▶ _Data about app and page elements_:
========

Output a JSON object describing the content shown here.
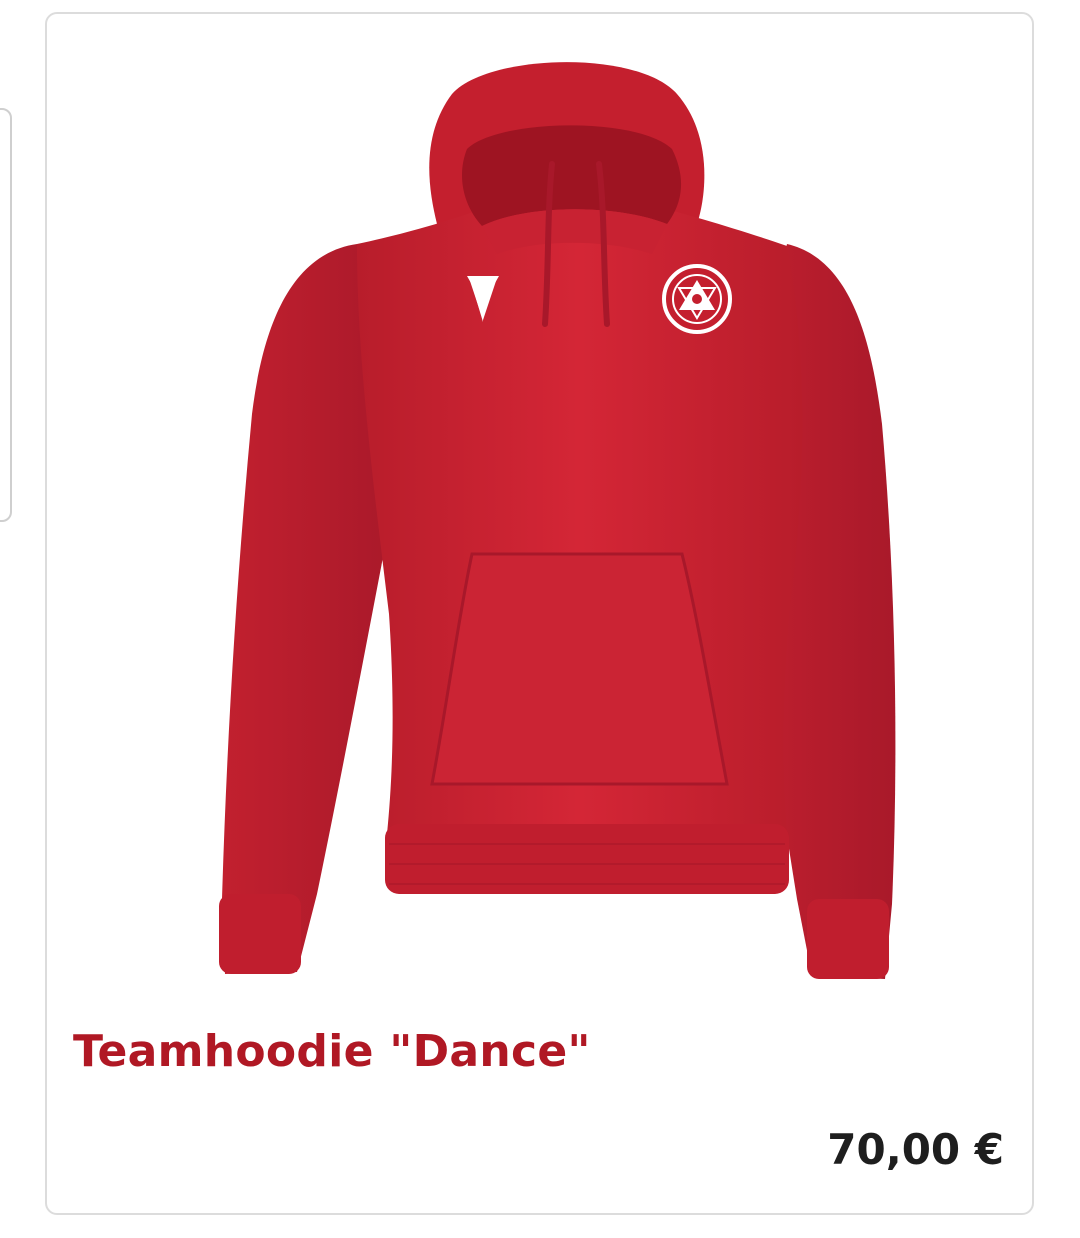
{
  "product": {
    "title": "Teamhoodie \"Dance\"",
    "price": "70,00 €",
    "image_alt": "red hooded sweatshirt",
    "brand_icon": "macron-logo-icon",
    "crest_icon": "club-crest-icon"
  },
  "colors": {
    "title": "#b01824",
    "price": "#1e1e1e",
    "hoodie": "#cf2332",
    "card_border": "#dcdcdc"
  }
}
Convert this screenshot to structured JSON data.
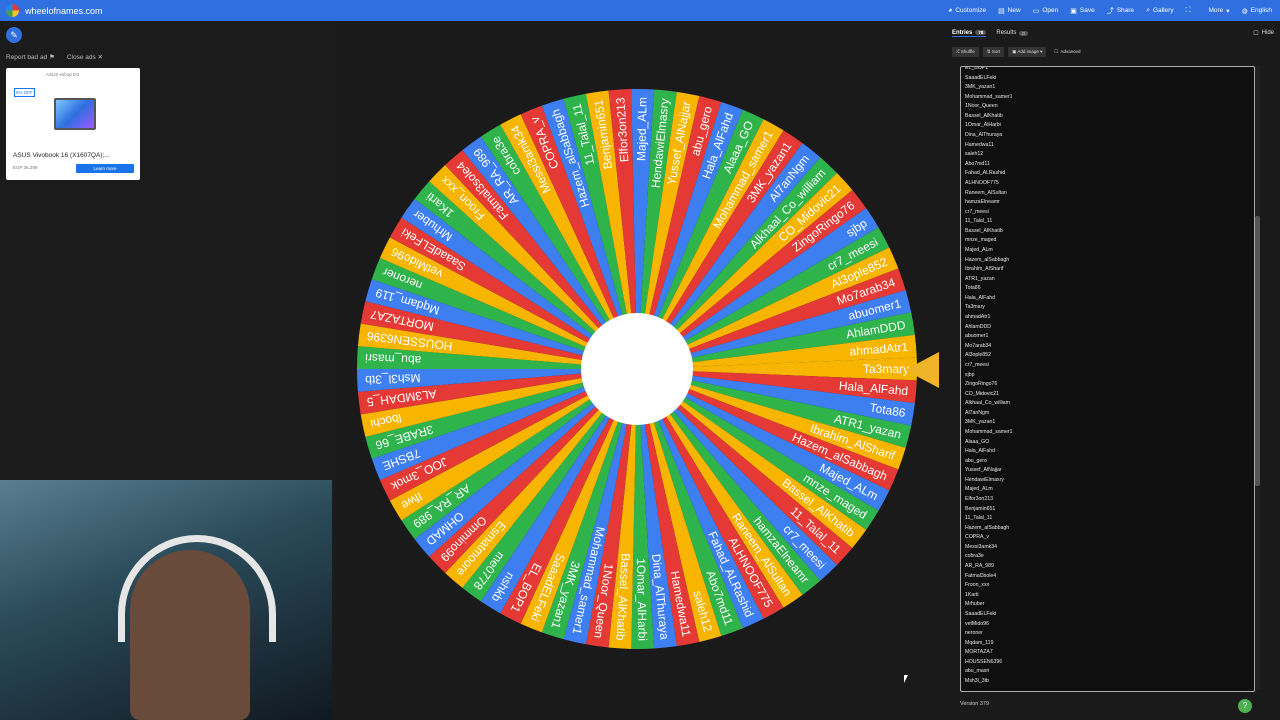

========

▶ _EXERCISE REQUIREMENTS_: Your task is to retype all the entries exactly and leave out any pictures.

▶ _SOLUTION BELOW_:
Output a JSON object describing the content shown here.
{
  "product": {
    "title": "Teamhoodie \"Dance\"",
    "price": "70,00 €",
    "image_alt": "red hooded sweatshirt",
    "brand_icon": "macron-logo-icon",
    "crest_icon": "club-crest-icon"
  },
  "colors": {
    "title": "#b01824",
    "price": "#1e1e1e",
    "hoodie": "#cf2332",
    "card_border": "#dcdcdc"
  }
}
Convert this screenshot to structured JSON data.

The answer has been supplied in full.